Problem details: Lines with the string "icon" must each be copied from the listing.
━━━━━━
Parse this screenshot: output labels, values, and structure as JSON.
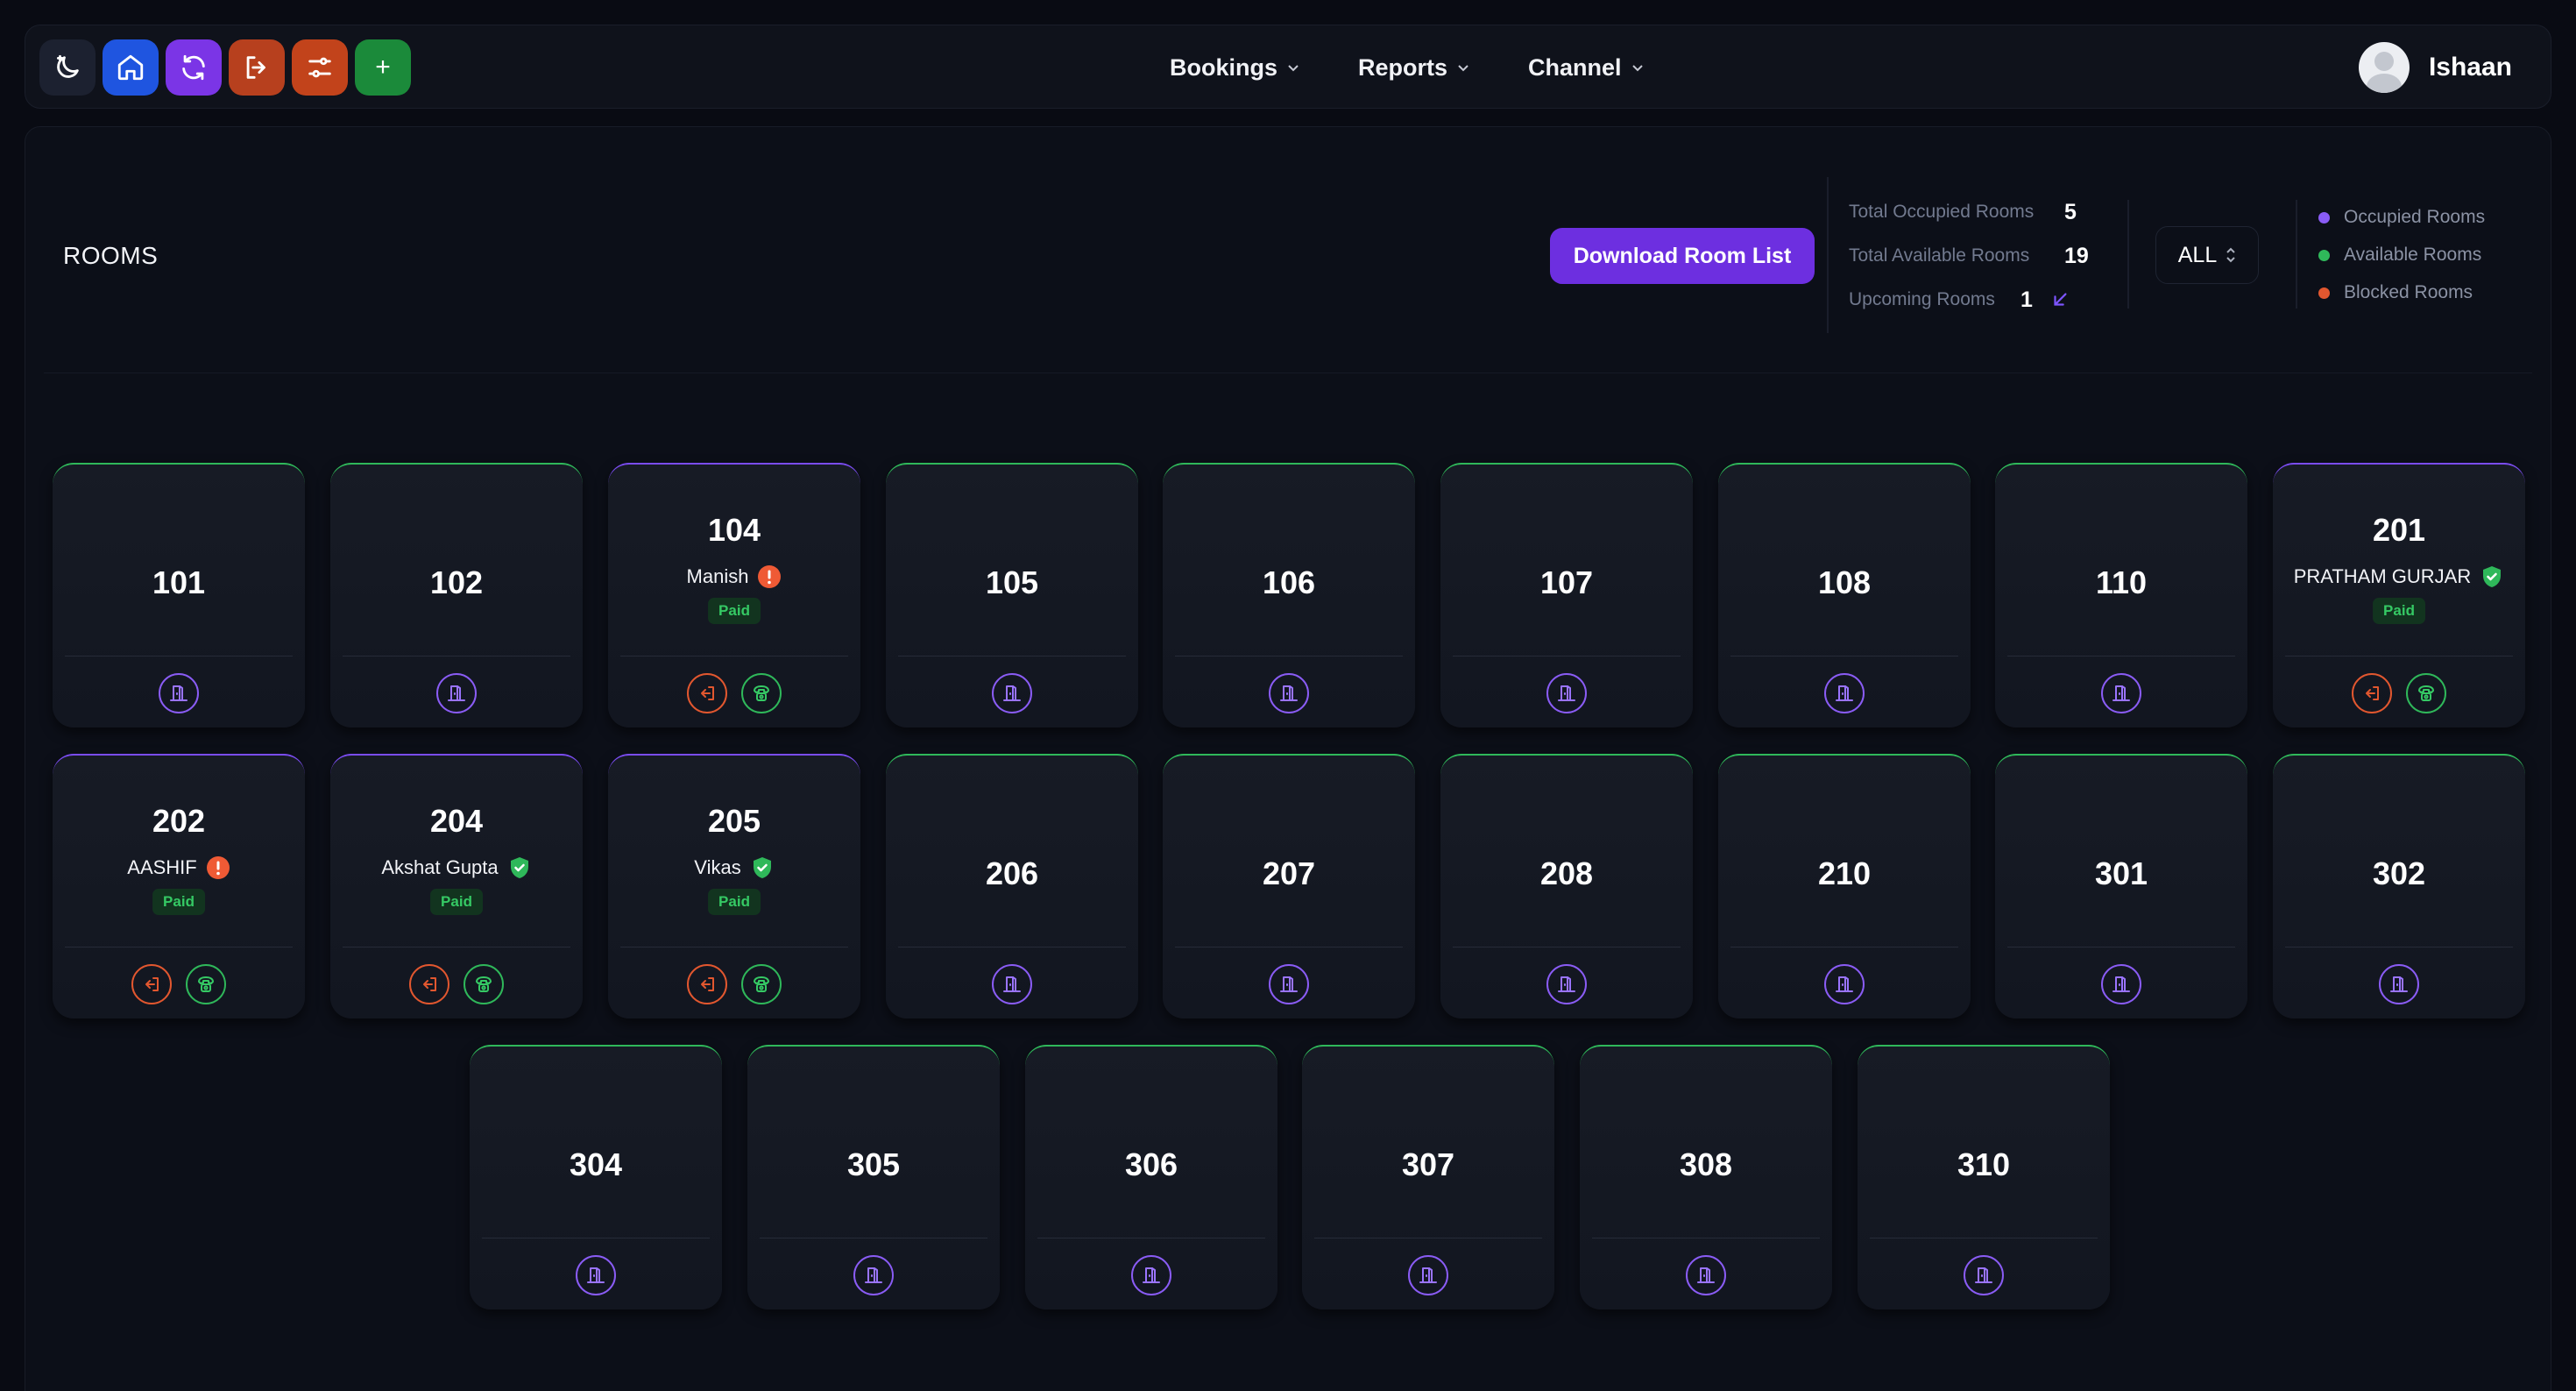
{
  "nav": {
    "quick_actions": [
      {
        "name": "theme-toggle-button",
        "icon": "moon-icon"
      },
      {
        "name": "home-button",
        "icon": "home-icon"
      },
      {
        "name": "refresh-button",
        "icon": "refresh-icon"
      },
      {
        "name": "logout-button",
        "icon": "logout-icon"
      },
      {
        "name": "filter-settings-button",
        "icon": "sliders-icon"
      },
      {
        "name": "add-button",
        "icon": "plus-icon",
        "label": "+"
      }
    ],
    "menu": [
      "Bookings",
      "Reports",
      "Channel"
    ],
    "user_name": "Ishaan"
  },
  "header": {
    "title": "ROOMS",
    "download_label": "Download Room List",
    "stats": [
      {
        "label": "Total Occupied Rooms",
        "value": "5"
      },
      {
        "label": "Total Available Rooms",
        "value": "19"
      },
      {
        "label": "Upcoming Rooms",
        "value": "1"
      }
    ],
    "filter_value": "ALL",
    "legend": [
      {
        "label": "Occupied Rooms",
        "color": "#8a5cf5"
      },
      {
        "label": "Available Rooms",
        "color": "#2fb85a"
      },
      {
        "label": "Blocked Rooms",
        "color": "#e2572f"
      }
    ]
  },
  "colors": {
    "occupied": "#7a4cf0",
    "available": "#2fb85a",
    "blocked": "#e2572f",
    "accent": "#6d2fe0"
  },
  "rooms": [
    {
      "number": "101",
      "status": "available"
    },
    {
      "number": "102",
      "status": "available"
    },
    {
      "number": "104",
      "status": "occupied",
      "guest": "Manish",
      "verified": false,
      "payment": "Paid"
    },
    {
      "number": "105",
      "status": "available"
    },
    {
      "number": "106",
      "status": "available"
    },
    {
      "number": "107",
      "status": "available"
    },
    {
      "number": "108",
      "status": "available"
    },
    {
      "number": "110",
      "status": "available"
    },
    {
      "number": "201",
      "status": "occupied",
      "guest": "PRATHAM GURJAR",
      "verified": true,
      "payment": "Paid"
    },
    {
      "number": "202",
      "status": "occupied",
      "guest": "AASHIF",
      "verified": false,
      "payment": "Paid"
    },
    {
      "number": "204",
      "status": "occupied",
      "guest": "Akshat Gupta",
      "verified": true,
      "payment": "Paid"
    },
    {
      "number": "205",
      "status": "occupied",
      "guest": "Vikas",
      "verified": true,
      "payment": "Paid"
    },
    {
      "number": "206",
      "status": "available"
    },
    {
      "number": "207",
      "status": "available"
    },
    {
      "number": "208",
      "status": "available"
    },
    {
      "number": "210",
      "status": "available"
    },
    {
      "number": "301",
      "status": "available"
    },
    {
      "number": "302",
      "status": "available"
    },
    {
      "number": "304",
      "status": "available"
    },
    {
      "number": "305",
      "status": "available"
    },
    {
      "number": "306",
      "status": "available"
    },
    {
      "number": "307",
      "status": "available"
    },
    {
      "number": "308",
      "status": "available"
    },
    {
      "number": "310",
      "status": "available"
    }
  ]
}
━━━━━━
Response to this exercise:
        "icon": "moon-icon"
        "icon": "home-icon"
        "icon": "refresh-icon"
        "icon": "logout-icon"
        "icon": "sliders-icon"
        "icon": "plus-icon",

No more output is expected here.